> [Brief]
Repeat the listing in full, exactly as it stands.

----

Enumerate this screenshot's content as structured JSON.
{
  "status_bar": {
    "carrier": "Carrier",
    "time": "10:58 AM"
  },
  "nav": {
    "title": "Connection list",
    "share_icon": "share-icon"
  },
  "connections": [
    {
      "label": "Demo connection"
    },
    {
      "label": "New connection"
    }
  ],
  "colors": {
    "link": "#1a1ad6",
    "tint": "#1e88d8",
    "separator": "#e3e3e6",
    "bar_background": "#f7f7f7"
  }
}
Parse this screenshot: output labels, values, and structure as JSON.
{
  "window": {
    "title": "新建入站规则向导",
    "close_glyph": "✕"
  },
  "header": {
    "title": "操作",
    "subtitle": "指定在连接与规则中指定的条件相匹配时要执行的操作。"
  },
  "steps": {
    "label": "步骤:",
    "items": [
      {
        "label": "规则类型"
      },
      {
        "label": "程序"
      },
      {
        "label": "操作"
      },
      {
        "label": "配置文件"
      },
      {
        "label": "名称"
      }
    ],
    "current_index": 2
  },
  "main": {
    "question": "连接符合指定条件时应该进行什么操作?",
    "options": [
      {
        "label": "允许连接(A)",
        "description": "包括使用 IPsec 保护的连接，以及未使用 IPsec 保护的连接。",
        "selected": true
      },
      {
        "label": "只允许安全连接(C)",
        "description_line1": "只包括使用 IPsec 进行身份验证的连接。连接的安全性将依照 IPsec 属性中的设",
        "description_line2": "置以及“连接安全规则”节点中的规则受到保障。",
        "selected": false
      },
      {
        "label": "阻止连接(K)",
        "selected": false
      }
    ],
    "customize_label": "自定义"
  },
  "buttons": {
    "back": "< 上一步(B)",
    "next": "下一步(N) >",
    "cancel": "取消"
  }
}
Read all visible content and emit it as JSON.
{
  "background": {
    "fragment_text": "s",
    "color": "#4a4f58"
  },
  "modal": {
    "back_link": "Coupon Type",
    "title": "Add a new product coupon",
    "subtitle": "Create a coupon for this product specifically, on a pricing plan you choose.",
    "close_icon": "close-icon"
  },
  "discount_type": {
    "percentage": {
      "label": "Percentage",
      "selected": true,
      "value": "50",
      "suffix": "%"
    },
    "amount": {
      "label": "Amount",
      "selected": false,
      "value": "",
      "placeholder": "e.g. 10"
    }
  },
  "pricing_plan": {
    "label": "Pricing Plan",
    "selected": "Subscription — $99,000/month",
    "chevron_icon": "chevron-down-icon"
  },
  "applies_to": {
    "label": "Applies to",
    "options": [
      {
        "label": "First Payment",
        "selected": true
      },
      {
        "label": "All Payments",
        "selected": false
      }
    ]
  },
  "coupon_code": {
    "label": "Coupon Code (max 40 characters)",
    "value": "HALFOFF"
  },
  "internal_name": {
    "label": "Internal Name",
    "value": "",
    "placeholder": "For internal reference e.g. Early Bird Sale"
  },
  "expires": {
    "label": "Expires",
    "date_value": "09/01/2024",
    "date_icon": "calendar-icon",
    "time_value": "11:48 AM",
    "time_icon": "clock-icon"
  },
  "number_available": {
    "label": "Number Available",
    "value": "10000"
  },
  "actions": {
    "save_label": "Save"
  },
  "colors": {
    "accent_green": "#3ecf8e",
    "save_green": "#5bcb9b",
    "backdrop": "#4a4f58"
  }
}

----

> [Exercise output]
Enumerate this screenshot's content as structured JSON.
{
  "status_bar": {
    "carrier": "Carrier",
    "time": "10:58 AM"
  },
  "nav": {
    "title": "Connection list",
    "share_icon": "share-icon"
  },
  "connections": [
    {
      "label": "Demo connection"
    },
    {
      "label": "New connection"
    }
  ],
  "colors": {
    "link": "#1a1ad6",
    "tint": "#1e88d8",
    "separator": "#e3e3e6",
    "bar_background": "#f7f7f7"
  }
}
Parse this screenshot: output labels, values, and structure as JSON.
{
  "window": {
    "title": "新建入站规则向导",
    "close_glyph": "✕"
  },
  "header": {
    "title": "操作",
    "subtitle": "指定在连接与规则中指定的条件相匹配时要执行的操作。"
  },
  "steps": {
    "label": "步骤:",
    "items": [
      {
        "label": "规则类型"
      },
      {
        "label": "程序"
      },
      {
        "label": "操作"
      },
      {
        "label": "配置文件"
      },
      {
        "label": "名称"
      }
    ],
    "current_index": 2
  },
  "main": {
    "question": "连接符合指定条件时应该进行什么操作?",
    "options": [
      {
        "label": "允许连接(A)",
        "description": "包括使用 IPsec 保护的连接，以及未使用 IPsec 保护的连接。",
        "selected": true
      },
      {
        "label": "只允许安全连接(C)",
        "description_line1": "只包括使用 IPsec 进行身份验证的连接。连接的安全性将依照 IPsec 属性中的设",
        "description_line2": "置以及“连接安全规则”节点中的规则受到保障。",
        "selected": false
      },
      {
        "label": "阻止连接(K)",
        "selected": false
      }
    ],
    "customize_label": "自定义"
  },
  "buttons": {
    "back": "< 上一步(B)",
    "next": "下一步(N) >",
    "cancel": "取消"
  }
}
Read all visible content and emit it as JSON.
{
  "background": {
    "fragment_text": "s",
    "color": "#4a4f58"
  },
  "modal": {
    "back_link": "Coupon Type",
    "title": "Add a new product coupon",
    "subtitle": "Create a coupon for this product specifically, on a pricing plan you choose.",
    "close_icon": "close-icon"
  },
  "discount_type": {
    "percentage": {
      "label": "Percentage",
      "selected": true,
      "value": "50",
      "suffix": "%"
    },
    "amount": {
      "label": "Amount",
      "selected": false,
      "value": "",
      "placeholder": "e.g. 10"
    }
  },
  "pricing_plan": {
    "label": "Pricing Plan",
    "selected": "Subscription — $99,000/month",
    "chevron_icon": "chevron-down-icon"
  },
  "applies_to": {
    "label": "Applies to",
    "options": [
      {
        "label": "First Payment",
        "selected": true
      },
      {
        "label": "All Payments",
        "selected": false
      }
    ]
  },
  "coupon_code": {
    "label": "Coupon Code (max 40 characters)",
    "value": "HALFOFF"
  },
  "internal_name": {
    "label": "Internal Name",
    "value": "",
    "placeholder": "For internal reference e.g. Early Bird Sale"
  },
  "expires": {
    "label": "Expires",
    "date_value": "09/01/2024",
    "date_icon": "calendar-icon",
    "time_value": "11:48 AM",
    "time_icon": "clock-icon"
  },
  "number_available": {
    "label": "Number Available",
    "value": "10000"
  },
  "actions": {
    "save_label": "Save"
  },
  "colors": {
    "accent_green": "#3ecf8e",
    "save_green": "#5bcb9b",
    "backdrop": "#4a4f58"
  }
}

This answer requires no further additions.